Uses of Culinary Matcha
Culinary matcha is primarily used in cooking and baking, where its strong flavor can shine through even when combined with other ingredients. It is excellent for use in matcha lattes, smoothies, and a variety of sweet and savory recipes. For some delicious matcha-infused recipes, visit our Delicious Matcha Recipes page.
Comparing Ceremonial and Culinary Matcha
Now that we understand what ceremonial and culinary matcha are, let's explore the difference between ceremonial and culinary matcha. The primary differences lie in the harvest time, processing, flavor profile, and intended use.
Ceremonial matcha is made from the first harvest of tea leaves in the spring, known as the first flush, or ichibancha in Japan. These leaves are the youngest and most tender, resulting in a smoother and sweeter flavor. Culinary matcha, on the other hand, is made from leaves harvested later in the year. These leaves are more mature and yield a stronger, more robust flavor.
Both ceremonial and culinary matcha undergo a similar processing method, where the leaves are steamed, dried, and then ground into a fine powder. However, ceremonial matcha is ground more finely, resulting in a smoother texture and a more refined flavor.

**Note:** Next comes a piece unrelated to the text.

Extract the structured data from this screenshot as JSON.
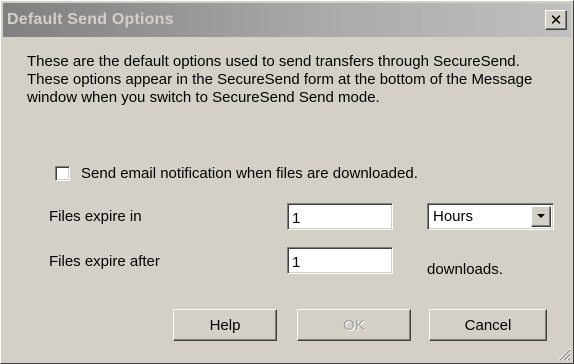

Ceremonial matcha is characterized by its sweet, vegetal flavor with a slight umami taste. It's smooth and delicate, making it perfect for traditional tea ceremonies where it's consumed on its own. Culinary matcha has a more robust flavor with a slight bitterness, making it ideal for use in recipes where the matcha flavor needs to stand out.
Ceremonial matcha is intended to be consumed on its own, whisked with hot water in a traditional Japanese tea ceremony. Culinary matcha, however, is intended for use in cooking, baking, and beverage creation, where its strong flavor can complement other ingredients.
The Role of Matcha in Japanese Tea Ceremony
The Japanese tea ceremony, also known as the Way of Tea, is a cultural activity involving the ceremonial preparation and presentation of matcha. Ceremonial grade matcha is exclusively used in these ceremonies. The tea ceremony is not just about drinking tea, but is about aesthetics, preparing a bowl of tea from one's heart, and each moment's fleeting beauty. Learn more about the Role of Matcha in Japanese Tea Ceremony.
Health Benefits of Matcha
Regardless of the grade, matcha is packed with health benefits. It is rich in antioxidants, particularly catechins, which are believed to act as powerful anti-inflammatories. Matcha is also a source of L-theanine, an amino acid that promotes relaxation without drowsiness, making it a popular choice for stress relief. For more detailed information on the health benefits of matcha, visit our Health Benefits of Matcha page.
Choosing the Right Matcha for You
When it comes to choosing between ceremonial and culinary matcha, it ultimately depends on your intended use. If you wish to enjoy matcha in its purest form, ceremonial matcha is the way to go. However, if you're looking to incorporate matcha into your cooking or daily lattes, culinary matcha would be a more cost-effective choice.
Understanding the difference between ceremonial and culinary matcha is key to appreciating this versatile and healthful green tea. Whether you're savoring the delicate sweetness of ceremonial matcha in a traditional tea ceremony or enjoying the robust flavor of culinary matcha in a latte or baked good, there's a matcha for every occasion.
We invite you to explore the world of matcha with our certified organic Uji matcha, which is of ceremonial grade. You can shop for it here. We also offer wholesale matcha and hojicha to our worldwide customers. For more information on our wholesale offerings, visit our wholesale matcha and wholesale hojicha pages.